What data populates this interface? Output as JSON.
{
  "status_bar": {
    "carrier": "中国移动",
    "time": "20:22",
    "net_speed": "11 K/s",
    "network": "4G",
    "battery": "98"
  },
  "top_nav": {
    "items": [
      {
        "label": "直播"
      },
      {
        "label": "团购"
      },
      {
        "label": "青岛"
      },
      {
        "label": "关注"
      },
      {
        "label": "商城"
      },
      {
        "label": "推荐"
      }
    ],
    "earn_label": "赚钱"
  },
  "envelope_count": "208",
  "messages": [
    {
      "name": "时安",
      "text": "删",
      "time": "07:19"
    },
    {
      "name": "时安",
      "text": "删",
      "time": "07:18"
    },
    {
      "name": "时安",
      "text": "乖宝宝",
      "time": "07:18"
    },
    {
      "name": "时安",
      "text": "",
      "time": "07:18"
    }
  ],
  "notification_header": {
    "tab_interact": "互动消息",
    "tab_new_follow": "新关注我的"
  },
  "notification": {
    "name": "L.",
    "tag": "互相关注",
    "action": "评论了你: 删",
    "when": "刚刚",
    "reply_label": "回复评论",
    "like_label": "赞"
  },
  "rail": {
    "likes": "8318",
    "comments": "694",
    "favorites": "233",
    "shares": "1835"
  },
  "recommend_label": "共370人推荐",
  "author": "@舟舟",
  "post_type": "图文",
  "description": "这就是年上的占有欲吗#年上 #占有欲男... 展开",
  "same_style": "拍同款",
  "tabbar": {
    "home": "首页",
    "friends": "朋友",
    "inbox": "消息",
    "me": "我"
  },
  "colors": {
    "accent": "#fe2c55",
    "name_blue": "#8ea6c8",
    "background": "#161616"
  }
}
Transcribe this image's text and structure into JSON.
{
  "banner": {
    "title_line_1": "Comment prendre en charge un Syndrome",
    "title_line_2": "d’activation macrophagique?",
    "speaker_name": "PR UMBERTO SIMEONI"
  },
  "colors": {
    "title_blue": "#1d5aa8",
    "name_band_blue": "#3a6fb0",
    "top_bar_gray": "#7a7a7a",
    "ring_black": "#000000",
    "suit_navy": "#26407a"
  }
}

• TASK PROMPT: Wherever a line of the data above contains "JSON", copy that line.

• THE ANSWER:
What data populates this interface? Output as JSON.
Transcribe this image's text and structure into JSON.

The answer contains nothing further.